Share | Print | Email Osteoporosis

Osteoporosis is a disease in which bones become fragile and more likely to break. Fractures are most common in the hip, spine, and wrist. Osteoporosis, known as the "silent disease," occurs without symptoms until a person has a fracture. Of the 10 million Americans who have osteoporosis, eight million are women and two million are men.

Osteoporosis is diagnosed based on what is called a "T" score, which is determined through specialized bone density tests. T scores in the minus or negative numbers means your bone density is lower than normal. If the T score is - 2.5 or greater, it means you have osteoporosis. All women over 65 are encouraged to have a bone mineral density test.

Risk factors for developing osteoporosis include the following:

  • Age less then 50 years
  • Race is Caucasian or Asian
  • Slender body build
  • Family history of osteoporosis
  • Drinking alcohol
  • Smoking
  • Diet low in calcium and vitamin D
  • Little or no physical activity
  • Eating disorders
  • Certain medications for thyroid or cortisone-like drugs
  • Caffeine consumption
  • Ovary removal
  • Early menopause

Osteoporosis can be prevented and treated through the following recommendations:

  • Weight bearing exercises
  • Calcium consumption. People 50 - 64 years of age taking estrogen need 1,000 mg/day; those not taking estrogen need 1,500 mg/day
  • Stop smoking
  • Limit alcohol consumption
  • Cut back on caffeine because it increases the amount of calcium lost in urine
  • Avoid laxatives which interfere with calcium consumption
  • Discuss with your doctor medications that can help strengthen your bones

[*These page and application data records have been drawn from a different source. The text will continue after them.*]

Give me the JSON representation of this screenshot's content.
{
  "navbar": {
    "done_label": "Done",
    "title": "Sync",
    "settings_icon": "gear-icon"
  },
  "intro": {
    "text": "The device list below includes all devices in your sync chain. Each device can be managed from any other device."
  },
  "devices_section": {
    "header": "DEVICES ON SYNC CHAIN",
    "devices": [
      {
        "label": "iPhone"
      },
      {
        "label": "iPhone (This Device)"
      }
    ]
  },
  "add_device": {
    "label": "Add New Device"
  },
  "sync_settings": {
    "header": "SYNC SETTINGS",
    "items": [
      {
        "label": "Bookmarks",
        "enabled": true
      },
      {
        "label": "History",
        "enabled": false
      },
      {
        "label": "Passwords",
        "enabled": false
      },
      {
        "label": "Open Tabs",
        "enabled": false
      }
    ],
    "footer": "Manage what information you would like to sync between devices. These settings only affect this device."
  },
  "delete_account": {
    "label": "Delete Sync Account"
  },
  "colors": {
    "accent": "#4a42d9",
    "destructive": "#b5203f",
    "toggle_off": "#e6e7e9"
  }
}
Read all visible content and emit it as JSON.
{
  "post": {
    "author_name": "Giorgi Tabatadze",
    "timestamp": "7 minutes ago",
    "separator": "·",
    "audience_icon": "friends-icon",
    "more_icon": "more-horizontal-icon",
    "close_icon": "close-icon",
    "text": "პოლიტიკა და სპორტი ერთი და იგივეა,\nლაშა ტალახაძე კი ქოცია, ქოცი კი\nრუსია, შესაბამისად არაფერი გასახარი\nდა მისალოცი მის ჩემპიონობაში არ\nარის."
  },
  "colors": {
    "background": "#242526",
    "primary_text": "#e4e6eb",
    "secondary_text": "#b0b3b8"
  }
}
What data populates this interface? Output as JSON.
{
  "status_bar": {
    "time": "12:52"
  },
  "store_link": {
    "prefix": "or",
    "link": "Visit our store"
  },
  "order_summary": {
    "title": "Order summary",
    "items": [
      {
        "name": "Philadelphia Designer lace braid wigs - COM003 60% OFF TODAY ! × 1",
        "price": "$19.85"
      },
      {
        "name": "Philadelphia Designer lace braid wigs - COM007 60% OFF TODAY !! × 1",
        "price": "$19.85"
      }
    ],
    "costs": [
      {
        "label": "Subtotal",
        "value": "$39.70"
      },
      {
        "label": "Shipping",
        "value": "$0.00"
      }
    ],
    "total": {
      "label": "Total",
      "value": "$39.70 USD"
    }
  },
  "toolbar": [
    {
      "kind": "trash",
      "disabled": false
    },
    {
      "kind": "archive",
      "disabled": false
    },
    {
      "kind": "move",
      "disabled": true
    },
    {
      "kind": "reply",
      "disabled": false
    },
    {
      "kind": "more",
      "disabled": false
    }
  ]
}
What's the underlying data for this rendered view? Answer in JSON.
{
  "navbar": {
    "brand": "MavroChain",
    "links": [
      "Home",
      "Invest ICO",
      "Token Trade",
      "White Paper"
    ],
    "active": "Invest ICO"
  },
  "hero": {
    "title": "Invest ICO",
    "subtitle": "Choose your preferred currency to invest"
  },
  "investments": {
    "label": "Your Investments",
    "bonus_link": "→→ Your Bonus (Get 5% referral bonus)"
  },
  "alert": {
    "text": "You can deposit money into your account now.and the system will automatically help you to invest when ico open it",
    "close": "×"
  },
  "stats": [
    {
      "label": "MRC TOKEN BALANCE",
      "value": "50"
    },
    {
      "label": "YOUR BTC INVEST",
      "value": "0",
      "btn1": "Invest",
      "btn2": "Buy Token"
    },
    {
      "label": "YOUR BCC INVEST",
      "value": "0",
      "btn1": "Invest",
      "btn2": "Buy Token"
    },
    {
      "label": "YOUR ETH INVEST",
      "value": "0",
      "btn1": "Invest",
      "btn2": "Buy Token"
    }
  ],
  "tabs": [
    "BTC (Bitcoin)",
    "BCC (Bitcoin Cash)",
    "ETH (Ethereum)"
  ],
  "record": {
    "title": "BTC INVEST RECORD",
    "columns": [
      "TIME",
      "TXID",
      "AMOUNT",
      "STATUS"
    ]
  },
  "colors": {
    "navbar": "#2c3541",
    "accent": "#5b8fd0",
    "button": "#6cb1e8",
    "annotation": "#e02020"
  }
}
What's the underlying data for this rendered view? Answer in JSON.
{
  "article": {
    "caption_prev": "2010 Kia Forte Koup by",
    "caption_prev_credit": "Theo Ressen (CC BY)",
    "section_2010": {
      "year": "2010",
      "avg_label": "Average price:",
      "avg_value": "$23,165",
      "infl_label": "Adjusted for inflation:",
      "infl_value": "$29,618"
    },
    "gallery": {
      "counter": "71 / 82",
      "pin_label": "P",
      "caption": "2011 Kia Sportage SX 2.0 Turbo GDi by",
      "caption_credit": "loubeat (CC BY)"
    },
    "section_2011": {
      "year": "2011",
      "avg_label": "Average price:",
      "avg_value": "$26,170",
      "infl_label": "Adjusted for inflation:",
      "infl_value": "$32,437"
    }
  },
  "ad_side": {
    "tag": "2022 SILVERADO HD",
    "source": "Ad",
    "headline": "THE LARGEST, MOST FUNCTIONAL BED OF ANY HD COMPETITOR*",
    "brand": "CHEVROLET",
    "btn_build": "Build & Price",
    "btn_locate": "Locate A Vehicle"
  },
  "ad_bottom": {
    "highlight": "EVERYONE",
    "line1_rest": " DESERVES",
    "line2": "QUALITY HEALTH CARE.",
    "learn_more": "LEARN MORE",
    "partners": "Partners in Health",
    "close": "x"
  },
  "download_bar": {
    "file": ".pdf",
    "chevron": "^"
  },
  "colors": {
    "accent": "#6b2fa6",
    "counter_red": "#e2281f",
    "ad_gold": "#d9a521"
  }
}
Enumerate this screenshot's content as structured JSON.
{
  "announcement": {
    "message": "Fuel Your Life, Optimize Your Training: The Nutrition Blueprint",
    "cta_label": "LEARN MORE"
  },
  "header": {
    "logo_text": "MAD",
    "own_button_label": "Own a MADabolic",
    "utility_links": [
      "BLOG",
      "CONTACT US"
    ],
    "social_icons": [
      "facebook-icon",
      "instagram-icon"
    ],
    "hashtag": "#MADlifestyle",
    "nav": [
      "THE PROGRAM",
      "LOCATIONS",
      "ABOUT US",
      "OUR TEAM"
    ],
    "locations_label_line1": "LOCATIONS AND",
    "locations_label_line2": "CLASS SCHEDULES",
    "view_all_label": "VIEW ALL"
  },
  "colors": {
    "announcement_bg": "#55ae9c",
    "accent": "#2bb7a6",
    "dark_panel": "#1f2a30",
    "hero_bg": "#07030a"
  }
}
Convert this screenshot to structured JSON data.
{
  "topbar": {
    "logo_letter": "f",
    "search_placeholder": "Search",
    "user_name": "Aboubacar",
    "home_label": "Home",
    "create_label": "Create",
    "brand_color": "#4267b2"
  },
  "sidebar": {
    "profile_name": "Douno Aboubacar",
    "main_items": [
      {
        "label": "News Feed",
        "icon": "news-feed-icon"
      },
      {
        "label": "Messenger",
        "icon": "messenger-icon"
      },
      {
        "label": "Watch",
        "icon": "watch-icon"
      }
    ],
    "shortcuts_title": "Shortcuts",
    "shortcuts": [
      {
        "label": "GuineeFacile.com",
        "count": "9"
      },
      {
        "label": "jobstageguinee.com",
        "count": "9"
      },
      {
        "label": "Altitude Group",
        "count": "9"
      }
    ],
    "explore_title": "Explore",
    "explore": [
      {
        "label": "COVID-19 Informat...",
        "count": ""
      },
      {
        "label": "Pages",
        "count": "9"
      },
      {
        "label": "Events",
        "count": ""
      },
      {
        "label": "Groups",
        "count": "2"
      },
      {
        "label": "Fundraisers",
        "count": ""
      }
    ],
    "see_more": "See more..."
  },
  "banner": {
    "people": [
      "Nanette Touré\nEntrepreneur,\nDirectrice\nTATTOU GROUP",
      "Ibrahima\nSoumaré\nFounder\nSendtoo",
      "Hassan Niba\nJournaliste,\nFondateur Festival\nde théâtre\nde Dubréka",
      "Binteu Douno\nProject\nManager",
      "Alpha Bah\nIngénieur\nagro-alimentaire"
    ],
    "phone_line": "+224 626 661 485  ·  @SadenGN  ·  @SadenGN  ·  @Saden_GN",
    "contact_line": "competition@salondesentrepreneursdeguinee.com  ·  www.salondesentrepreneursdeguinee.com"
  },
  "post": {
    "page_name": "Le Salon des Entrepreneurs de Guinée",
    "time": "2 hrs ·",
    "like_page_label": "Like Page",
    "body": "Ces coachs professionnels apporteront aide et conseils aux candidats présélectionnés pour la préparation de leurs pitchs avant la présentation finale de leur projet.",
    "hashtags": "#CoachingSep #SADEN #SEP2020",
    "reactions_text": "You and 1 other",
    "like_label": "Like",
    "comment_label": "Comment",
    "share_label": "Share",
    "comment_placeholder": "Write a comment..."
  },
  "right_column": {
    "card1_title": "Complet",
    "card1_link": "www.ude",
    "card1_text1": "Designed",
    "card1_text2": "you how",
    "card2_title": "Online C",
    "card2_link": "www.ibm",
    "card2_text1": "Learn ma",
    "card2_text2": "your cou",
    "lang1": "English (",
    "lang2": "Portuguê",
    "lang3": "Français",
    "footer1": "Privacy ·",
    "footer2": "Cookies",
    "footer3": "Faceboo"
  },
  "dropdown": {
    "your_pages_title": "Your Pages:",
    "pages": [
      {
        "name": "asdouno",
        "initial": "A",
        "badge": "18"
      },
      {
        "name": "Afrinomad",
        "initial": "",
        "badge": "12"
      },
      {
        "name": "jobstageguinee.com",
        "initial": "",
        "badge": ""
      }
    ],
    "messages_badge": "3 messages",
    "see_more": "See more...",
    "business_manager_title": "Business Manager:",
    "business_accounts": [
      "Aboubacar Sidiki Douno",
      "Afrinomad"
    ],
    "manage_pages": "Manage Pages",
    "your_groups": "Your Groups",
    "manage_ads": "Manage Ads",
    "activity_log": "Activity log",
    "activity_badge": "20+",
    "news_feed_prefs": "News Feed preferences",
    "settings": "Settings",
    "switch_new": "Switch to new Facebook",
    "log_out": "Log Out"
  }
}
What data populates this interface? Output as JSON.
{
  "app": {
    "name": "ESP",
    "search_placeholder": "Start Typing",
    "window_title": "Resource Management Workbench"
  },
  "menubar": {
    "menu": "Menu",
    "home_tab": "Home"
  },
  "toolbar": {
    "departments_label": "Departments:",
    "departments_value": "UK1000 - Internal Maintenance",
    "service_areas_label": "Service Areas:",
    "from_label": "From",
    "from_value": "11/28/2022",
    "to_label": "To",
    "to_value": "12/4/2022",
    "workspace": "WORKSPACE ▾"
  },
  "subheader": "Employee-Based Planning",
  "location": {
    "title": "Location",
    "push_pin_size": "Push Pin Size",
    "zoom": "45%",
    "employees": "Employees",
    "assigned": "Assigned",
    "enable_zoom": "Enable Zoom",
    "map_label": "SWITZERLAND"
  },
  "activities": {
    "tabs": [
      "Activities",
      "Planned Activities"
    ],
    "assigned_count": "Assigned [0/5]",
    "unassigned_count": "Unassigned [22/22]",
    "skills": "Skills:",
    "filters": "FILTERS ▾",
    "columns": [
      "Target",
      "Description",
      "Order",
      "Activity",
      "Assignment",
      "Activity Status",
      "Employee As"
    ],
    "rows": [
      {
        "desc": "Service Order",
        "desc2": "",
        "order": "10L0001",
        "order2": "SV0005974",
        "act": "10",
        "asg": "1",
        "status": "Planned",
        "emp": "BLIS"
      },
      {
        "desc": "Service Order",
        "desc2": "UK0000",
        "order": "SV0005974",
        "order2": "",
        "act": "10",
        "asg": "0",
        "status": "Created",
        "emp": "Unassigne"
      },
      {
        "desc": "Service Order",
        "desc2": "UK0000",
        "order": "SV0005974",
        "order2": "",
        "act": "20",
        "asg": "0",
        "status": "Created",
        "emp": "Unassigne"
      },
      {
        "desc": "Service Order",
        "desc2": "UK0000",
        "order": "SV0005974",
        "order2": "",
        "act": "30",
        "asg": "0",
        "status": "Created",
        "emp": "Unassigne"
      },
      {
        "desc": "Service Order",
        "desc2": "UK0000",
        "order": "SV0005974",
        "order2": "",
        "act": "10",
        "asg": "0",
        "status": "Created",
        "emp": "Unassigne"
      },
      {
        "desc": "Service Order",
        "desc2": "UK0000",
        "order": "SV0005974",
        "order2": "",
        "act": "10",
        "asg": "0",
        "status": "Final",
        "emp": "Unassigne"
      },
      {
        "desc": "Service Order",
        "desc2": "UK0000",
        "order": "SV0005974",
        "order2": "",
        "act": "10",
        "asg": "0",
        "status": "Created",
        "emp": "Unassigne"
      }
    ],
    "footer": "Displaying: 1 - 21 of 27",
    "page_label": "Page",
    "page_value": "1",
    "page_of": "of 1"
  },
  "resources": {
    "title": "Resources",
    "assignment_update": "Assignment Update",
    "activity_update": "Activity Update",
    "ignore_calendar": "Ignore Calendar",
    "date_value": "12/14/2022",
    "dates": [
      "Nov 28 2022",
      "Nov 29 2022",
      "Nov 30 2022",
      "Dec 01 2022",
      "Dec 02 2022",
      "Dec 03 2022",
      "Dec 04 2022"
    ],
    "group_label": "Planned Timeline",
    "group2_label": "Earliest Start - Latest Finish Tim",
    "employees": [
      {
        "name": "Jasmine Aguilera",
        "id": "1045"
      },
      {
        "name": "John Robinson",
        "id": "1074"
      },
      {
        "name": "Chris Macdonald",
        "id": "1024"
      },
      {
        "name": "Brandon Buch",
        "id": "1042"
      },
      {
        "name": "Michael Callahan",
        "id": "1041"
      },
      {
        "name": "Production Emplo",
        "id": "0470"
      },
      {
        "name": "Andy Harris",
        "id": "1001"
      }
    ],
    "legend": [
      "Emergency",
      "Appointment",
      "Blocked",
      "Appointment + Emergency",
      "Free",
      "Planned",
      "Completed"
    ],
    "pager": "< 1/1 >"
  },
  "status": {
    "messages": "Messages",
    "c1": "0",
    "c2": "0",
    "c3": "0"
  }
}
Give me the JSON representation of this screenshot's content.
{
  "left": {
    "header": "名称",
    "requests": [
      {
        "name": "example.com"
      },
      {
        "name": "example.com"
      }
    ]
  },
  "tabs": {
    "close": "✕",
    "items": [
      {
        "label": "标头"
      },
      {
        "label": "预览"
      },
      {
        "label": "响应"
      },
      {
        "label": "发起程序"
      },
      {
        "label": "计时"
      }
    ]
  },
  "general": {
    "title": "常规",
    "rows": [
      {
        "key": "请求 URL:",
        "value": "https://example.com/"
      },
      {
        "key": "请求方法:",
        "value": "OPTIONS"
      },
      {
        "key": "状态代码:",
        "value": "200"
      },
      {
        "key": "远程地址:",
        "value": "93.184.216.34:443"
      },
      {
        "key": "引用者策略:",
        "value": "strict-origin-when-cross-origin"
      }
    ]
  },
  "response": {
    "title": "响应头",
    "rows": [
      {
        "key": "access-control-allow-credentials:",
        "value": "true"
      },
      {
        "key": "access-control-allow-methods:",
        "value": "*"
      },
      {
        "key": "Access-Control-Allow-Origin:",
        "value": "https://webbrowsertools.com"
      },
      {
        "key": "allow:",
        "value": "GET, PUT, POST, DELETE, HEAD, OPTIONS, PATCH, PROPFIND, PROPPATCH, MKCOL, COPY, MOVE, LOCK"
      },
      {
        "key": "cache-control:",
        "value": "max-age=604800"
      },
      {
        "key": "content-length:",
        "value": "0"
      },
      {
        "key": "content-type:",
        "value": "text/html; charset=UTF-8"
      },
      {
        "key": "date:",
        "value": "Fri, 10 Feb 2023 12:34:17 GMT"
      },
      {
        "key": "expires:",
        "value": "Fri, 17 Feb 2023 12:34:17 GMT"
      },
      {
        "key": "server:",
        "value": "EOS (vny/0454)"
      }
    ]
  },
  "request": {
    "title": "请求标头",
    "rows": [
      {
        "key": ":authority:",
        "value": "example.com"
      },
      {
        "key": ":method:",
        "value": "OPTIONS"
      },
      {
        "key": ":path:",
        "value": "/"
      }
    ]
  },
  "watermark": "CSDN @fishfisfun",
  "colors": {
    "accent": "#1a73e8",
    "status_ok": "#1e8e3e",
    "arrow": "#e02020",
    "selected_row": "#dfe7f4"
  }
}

Physical therapy
Physical therapy can help by assisting you with development of a weight bearing exercise program that is appropriate to your level, and can educate you on good posture. Physical therapy will also focus on balance training and fall prevention to help prevent risk of fractures.